Journal of Contract Law, Vol. 23, No. 3, pp. 157-179, 2007
28 Pages Posted: 27 Nov 2007
Except to the extent that they have provided for a different result, the parties to a legally binding contract are taken to have agreed to pay such damages as the law requires on any breach of the agreement. The ability to provide for a different result includes an ability to agree in advance what damages are payable in the event of breach. An agreed damages clause is such an agreement.

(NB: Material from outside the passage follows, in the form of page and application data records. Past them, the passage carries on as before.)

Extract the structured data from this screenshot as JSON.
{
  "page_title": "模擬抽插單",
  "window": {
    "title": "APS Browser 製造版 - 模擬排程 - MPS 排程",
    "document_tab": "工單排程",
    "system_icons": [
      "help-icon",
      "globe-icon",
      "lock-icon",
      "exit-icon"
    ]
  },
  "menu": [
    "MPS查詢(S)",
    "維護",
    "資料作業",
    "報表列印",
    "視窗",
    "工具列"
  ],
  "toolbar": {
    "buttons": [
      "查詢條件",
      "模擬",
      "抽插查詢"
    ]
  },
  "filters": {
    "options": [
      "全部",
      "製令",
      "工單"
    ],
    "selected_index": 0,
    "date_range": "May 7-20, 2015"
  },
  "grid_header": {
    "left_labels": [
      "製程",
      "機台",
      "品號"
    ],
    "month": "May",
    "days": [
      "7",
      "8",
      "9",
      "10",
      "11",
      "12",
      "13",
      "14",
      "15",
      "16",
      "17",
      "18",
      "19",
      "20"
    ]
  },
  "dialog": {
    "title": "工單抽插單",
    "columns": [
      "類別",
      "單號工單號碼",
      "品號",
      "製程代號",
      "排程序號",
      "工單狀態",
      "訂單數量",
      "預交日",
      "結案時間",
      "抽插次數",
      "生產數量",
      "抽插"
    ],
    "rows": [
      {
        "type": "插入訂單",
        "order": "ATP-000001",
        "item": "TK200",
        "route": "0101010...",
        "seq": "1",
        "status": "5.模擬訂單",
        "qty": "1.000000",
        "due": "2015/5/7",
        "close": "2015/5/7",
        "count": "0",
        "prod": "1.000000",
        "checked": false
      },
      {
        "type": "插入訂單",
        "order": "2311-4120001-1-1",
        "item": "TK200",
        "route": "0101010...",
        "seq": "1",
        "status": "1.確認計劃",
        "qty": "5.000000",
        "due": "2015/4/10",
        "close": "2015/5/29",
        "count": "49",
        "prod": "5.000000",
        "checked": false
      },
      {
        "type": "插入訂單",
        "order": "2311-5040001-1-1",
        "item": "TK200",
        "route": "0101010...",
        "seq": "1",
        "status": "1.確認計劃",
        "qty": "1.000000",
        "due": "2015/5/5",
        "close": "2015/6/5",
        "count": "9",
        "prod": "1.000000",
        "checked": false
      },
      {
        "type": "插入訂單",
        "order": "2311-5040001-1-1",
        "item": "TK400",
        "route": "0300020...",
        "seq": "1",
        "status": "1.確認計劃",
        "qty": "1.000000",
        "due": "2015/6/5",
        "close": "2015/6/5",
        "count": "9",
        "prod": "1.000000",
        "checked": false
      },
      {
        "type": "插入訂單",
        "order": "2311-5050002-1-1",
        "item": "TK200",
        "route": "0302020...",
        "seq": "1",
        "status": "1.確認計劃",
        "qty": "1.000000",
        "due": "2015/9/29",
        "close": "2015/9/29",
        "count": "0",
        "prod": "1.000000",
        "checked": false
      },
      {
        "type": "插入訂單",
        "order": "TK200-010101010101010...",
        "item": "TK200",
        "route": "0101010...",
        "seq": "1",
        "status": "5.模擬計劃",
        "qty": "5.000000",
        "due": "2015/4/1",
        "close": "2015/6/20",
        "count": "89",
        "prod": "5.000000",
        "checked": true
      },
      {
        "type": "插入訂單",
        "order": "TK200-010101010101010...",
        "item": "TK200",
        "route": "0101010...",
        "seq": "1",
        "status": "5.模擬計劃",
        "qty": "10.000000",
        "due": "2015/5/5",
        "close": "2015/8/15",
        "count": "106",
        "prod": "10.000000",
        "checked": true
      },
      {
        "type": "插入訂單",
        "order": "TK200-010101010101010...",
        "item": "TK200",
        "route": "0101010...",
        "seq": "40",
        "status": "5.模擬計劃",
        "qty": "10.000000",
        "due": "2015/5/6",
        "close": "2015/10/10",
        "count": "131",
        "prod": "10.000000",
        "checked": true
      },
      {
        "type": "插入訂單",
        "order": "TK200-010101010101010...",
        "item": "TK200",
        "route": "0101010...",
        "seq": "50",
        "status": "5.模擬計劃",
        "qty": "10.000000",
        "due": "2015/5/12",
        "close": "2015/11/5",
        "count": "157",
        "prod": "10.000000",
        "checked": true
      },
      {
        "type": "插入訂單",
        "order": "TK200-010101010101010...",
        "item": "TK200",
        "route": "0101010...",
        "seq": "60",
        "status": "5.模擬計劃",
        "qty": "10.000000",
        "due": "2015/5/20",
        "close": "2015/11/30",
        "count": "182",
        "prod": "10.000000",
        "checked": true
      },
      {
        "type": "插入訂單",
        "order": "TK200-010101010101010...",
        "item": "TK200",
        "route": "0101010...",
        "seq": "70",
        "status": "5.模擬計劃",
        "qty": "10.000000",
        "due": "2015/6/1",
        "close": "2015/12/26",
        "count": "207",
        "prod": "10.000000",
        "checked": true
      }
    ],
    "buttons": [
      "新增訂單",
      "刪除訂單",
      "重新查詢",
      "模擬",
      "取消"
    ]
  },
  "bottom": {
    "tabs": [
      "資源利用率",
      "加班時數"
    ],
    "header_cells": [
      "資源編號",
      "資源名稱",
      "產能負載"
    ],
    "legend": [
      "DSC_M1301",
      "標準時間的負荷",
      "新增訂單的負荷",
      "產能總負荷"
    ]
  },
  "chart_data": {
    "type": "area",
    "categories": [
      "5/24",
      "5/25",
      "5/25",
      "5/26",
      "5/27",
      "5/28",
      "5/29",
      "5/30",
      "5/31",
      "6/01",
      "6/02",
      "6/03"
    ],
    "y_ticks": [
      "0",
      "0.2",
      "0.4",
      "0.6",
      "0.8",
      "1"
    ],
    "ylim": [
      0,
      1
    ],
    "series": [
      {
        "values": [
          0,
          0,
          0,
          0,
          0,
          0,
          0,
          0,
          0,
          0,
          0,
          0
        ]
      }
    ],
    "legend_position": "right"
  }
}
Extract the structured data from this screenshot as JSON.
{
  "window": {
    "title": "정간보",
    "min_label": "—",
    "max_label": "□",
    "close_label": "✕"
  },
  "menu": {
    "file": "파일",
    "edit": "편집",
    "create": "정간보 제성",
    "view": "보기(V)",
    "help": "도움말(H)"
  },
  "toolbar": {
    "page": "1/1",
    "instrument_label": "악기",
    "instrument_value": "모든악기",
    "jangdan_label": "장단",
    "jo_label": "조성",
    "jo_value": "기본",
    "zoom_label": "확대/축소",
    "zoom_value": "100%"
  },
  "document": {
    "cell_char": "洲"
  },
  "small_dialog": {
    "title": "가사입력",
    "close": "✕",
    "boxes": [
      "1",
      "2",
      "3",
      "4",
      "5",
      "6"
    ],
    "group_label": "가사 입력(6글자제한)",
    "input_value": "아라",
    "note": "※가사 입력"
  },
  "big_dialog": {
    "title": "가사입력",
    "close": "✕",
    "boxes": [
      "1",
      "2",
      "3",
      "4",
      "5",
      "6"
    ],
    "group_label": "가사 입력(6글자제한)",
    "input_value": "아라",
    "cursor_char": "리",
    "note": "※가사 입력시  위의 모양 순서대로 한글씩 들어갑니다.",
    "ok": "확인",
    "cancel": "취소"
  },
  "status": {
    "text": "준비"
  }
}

Our principal concern, as the title to the paper indicates, is to examine the role of good faith in relation to the distinction between liquidated damages and penalties, and the process of characterization that the distinction requires. To some extent the paper is prompted by the recent decision of the High Court of Australia in Ringrow Pty Ltd v BP Australia Pty Ltd. Most of the cases on agreed damages clauses which have come before the courts in the past 40 years have involved chattel leases and hire-purchase agreements. Those decisions have tended to push the law of penalties in a particular direction, and led to suggestions that the law requires substantial accuracy between the estimated sum and the amount likely to be awarded in a common law claim. The importance of Ringrow is that it has arrested that development. Thus, the High Court approved and applied a statement of principle by Mason and Wilson JJ in AMEV-UDC Finance Ltd v Austin, to the effect that an agreed sum is only characterized as a penalty if it is out of all proportion to damage likely to be suffered as a result of breach.
The High Court in Ringrow saw this approval and application as a necessary reassertion of the approach to liquidated damages enshrined in the classic decision of the House of Lords in Dunlop Pneumatic Tyre Co Ltd v New Garage and Motor Co Ltd, emphasizing the role of freedom of contract. Nevertheless the idea that an agreed damages clause will be characterized as a penalty only if it is out of all proportion, should not be taken at face value. There are, of necessity, limitations on the out of all proportion test. The view which we wish to put forward is that a good faith perspective assists in explaining not only why the High Court was correct in Ringrow to reassert the out of all proportion test, but also the limits on that test.
Keywords: Contractual damages, liquidated damages, good faith
JEL Classification: K10, K12, K30
Suggested Citation: Suggested Citation